Emma Coronel Aispuro, the wife of Joaquin ‘El Chapo’ Guzmán, arrives at the Brooklyn federal courthouse in New York on 9 January.
Emma Coronel, the wife of Joaquin ‘El Chapo’ Guzmán, arrives at the Brooklyn federal courthouse in New York on 9 January. Photograph: Brendan McDermid/Reuters
Emma Coronel, the wife of Joaquin ‘El Chapo’ Guzmán, arrives at the Brooklyn federal courthouse in New York on 9 January. Photograph: Brendan McDermid/Reuters
Reuters in New York

Last modified on Wed 9 Jan 2019 17.47 EST

Prosecutors in the US trial of Joaquin “El Chapo” Guzmán have shown jurors text messages they said the accused Mexican drug lord sent to his wife and apparent mistress in which he discussed narrowly escaping from a raid and joked about arming his 18-month-old daughter with an assault rifle.

The messages from early 2012 were read by FBI special agent Steven Marston, on his second day testifying in Brooklyn federal court.

Marston explained US authorities were able to obtain them by searching records collected by a spy software Guzmán himself had ordered installed on phones used by his wife, Emma Coronel, and by another woman, Agustina Cabanillas.

Guzmán was extradited to the US in 2017 to face charges of trafficking cocaine, heroin and other drugs into the country as leader of Mexico’s Sinaloa cartel.

The texts appeared to show Guzmán and Coronel discussing the hazards of cartel life.
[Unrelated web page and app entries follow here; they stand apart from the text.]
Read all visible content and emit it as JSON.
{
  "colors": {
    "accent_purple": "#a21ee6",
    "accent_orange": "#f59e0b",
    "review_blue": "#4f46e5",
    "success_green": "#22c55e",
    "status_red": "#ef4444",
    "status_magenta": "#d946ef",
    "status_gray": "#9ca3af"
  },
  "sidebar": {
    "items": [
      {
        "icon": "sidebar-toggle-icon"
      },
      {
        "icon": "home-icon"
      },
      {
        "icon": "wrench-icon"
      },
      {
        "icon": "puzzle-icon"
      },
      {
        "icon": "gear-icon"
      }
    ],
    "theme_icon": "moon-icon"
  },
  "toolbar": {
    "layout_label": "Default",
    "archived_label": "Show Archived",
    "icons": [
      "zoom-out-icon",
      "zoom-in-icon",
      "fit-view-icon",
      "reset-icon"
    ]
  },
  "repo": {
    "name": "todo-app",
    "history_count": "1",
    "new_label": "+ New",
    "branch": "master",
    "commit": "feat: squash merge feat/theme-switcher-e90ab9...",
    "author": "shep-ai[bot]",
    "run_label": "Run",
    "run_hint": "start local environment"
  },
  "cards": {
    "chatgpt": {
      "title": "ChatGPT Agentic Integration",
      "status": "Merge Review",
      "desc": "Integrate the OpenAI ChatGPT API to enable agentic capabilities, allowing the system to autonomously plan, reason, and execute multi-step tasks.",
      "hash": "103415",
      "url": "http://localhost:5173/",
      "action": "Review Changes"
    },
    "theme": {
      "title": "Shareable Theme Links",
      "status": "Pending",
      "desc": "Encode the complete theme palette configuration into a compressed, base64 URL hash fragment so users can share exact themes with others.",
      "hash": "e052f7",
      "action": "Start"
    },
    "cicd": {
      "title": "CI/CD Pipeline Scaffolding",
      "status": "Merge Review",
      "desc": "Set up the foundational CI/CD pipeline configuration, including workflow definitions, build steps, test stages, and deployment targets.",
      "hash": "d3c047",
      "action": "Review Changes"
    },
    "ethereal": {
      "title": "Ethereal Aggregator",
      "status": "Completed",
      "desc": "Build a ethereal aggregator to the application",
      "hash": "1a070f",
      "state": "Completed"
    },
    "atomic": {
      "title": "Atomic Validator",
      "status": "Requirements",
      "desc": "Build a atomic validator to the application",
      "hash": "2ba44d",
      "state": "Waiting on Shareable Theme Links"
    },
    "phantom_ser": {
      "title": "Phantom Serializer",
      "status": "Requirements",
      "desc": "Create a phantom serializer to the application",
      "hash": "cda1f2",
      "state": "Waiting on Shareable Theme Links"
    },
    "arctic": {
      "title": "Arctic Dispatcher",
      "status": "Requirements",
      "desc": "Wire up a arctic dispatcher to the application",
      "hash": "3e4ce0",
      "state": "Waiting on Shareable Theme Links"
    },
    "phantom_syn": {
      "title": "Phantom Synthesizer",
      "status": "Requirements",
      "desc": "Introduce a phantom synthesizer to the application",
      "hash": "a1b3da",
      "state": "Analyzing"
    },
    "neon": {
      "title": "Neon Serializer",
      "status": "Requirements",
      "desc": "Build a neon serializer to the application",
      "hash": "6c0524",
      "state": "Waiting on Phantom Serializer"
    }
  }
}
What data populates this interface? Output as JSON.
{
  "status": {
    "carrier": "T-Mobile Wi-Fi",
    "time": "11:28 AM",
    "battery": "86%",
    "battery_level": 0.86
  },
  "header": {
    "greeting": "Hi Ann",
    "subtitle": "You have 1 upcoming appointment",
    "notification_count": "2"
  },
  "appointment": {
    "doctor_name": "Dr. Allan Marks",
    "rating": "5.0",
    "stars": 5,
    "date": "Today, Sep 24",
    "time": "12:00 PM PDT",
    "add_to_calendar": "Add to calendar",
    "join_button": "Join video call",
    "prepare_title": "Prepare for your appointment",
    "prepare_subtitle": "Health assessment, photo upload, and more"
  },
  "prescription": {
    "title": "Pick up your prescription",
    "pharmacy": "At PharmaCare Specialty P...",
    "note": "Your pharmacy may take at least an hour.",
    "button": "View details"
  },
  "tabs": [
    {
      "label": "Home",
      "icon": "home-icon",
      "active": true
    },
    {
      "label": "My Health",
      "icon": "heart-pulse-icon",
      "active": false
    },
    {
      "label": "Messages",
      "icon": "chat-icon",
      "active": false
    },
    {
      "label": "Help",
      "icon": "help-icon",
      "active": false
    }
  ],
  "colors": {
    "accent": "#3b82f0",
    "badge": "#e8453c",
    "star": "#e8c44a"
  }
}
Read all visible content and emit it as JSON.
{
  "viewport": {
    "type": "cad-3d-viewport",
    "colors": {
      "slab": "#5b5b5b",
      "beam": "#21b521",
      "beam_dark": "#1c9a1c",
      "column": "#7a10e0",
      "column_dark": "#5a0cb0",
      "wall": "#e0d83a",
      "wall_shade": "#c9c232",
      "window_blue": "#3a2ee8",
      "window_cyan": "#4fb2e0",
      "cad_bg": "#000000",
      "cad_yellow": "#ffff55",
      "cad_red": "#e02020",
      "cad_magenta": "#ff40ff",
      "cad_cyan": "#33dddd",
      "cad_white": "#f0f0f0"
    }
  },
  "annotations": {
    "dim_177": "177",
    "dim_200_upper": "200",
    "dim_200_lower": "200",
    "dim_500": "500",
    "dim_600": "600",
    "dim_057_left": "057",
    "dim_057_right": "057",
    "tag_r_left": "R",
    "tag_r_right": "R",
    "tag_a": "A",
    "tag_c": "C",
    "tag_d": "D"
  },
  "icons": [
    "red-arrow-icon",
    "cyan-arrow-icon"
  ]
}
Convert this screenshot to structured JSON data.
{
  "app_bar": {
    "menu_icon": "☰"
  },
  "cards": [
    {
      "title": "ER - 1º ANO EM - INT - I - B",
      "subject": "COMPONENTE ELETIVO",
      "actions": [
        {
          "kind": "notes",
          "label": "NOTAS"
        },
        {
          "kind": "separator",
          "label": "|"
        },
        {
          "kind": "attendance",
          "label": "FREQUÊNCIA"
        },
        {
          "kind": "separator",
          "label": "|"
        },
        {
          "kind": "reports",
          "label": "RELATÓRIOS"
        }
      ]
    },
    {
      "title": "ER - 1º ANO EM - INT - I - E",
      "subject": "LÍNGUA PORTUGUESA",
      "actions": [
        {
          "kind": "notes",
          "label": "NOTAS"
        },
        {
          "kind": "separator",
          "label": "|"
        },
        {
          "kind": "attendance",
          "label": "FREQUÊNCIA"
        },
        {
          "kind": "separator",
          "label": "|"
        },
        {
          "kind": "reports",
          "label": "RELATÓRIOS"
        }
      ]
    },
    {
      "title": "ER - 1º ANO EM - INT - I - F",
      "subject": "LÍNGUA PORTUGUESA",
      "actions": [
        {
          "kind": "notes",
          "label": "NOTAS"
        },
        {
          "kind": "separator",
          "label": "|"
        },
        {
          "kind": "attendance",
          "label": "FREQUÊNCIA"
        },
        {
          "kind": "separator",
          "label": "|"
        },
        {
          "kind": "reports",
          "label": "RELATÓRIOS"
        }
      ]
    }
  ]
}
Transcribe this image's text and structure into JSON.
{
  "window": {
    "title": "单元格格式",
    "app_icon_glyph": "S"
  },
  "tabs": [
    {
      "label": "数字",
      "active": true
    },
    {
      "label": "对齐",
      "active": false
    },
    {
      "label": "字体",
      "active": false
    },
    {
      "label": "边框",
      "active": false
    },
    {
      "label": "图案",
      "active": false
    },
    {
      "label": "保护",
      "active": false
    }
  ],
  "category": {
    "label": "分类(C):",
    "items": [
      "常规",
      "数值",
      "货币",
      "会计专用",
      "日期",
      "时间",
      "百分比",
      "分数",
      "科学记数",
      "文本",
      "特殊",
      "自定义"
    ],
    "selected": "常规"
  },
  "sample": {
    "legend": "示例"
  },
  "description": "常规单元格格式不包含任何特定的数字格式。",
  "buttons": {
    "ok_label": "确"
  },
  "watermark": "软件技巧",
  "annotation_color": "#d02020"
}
In one message, Coronel said she was being watched by law enforcement, Guzmán advised her to “live a normal life”. In another, Coronel assured her husband she had a gun.

After a raid on a house in the Mexican beach resort of Los Cabos that captured several of his associates, Guzmán told Coronel he escaped through a window with a few scratches, according to the texts.

Coronel watched the testimony impassively, though she appeared to become uncomfortable when Marston began reading romantic texts purportedly between Cabanillas and her husband in which she called him “love”.

The texts appear to show Cabanillas acted as a go-between in the drug business, helping to set up deals between Guzman and various other people, including one who used the name “War Princess” and another who went by a series of emoticons.

Some of the messages appear to show heartfelt affection from Guzman amid the talk of guns and drugs, particularly for his twin daughters, Emmely “Mali” and Maria Joaquina “Kiki” Coronel, then about one and a half years old.

“Our Kiki is fearless,” he told Coronel, according to the texts. “I’m going to give her an AK-47 so she can hang with me.”